Even though yoga originated from India, it belongs to all - every human has the right to freely practice it, live it and teach it as long as it's done and passed down with current knowledge.
For those of us teaching yoga, it's an opportunity to acknowledge that there is pain here. It is awful to feel excluded and we need to ask ourselves - what can we do to educate ourselves in yoga? How can we start to practice with more compassion for those have been historically removed from practice including people of color, people of south indian backgrounds, who just want to know that we are known and recognized for this practice.
#2 When sacred symbols and concepts are casually being commodified and used
Many yoga studios who offer 'energy exchange' as a option wherein you can off your professional services in exchange of free yoga class are called karma yogis.
How to NOT appropriate yoga?
#1 Acknowledge the problem, think critically and ask hard questions:
To avoid appropriating yoga, learn the history of their practice and ask questions to make informed, inoffensive decisions.
Here are some questions we need to ask:
Is my practice - the way I am engaining with it, the words I am using, the mantras I am chanting or the yoga-centered products I am purchasing - causing harm to the indigenous people who were ridiculed by this ancient ancestral practice by colonists?
Addressing the problem is an ongoing enquiry, much like the practice of yoga itself. If your teacher guides you in a Sanskrit mantra, inquire about its meaning, pronunciation, and history. When you choose yoga apparel, consider what the deity or printed symbols represent.

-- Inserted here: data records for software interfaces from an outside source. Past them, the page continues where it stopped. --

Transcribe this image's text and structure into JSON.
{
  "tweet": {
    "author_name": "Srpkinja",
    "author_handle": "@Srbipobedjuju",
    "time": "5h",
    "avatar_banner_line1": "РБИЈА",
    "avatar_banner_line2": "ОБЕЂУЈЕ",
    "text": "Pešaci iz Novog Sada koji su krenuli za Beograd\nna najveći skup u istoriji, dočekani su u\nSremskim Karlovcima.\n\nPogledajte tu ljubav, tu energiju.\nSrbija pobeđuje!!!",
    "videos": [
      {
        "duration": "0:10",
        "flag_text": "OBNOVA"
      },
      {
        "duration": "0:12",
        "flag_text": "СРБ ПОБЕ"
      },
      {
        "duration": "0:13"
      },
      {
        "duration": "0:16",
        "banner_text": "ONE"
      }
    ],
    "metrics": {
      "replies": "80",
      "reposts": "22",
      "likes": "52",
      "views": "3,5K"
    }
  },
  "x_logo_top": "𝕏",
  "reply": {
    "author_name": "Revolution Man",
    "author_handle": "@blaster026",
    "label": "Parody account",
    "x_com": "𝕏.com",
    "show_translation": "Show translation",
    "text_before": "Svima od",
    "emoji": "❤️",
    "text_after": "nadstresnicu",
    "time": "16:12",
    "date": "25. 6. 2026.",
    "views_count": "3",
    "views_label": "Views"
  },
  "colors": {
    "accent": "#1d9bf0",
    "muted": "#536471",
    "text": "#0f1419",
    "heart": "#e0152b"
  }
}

Do I really understand the origin and essence of the practice that I am so freely allowed to practice and promote?
“Does the yoga practice I engage in serve as another form of measuring myself or does it promote inner Knowing, peace and love for all things and being?
#2 To all yoga studios and membership-based online platforms: Hire more teachers of color especially Indians.
Yoga, ayurveda (sister science of yoga) and other such practices are related to ancestry. And since genetics are passed generationally, such practices have therefore been passed on to us physiologically and energetically. During colonialism, these practices were deemed less than and were banned from being practiced. So there is ancestral pain and inherited trauma from colonialism that needs to be acknowledged.
One of the ways to acknowledge this pain is to counteract the harmful effects of exclusivity and underrepresentation that is prevalent in yoga culture of the North Americas.
If you are really clear about what ethos you want to practice yoga, it won't matter what new modalities or cool new yoga retreats are coming up all over the world. It all comes back to ones' honestly, one's study. It is never about the teacher, a yoga teacher is just a vehicle to share the knowledge, to facilitate an experience.
Yoga considers ones' direct experience of the practice as it's most reliable source of knowledge. Sincere seekers of the knowledge will find the practice transformative for they would pass the practice of yoga by being the practice of yoga - a journey towards self-transformation.
Be curious about how yoga is and can get appropriated - ask questions, read, listen, debate and engage in a non-harming and compassionate way.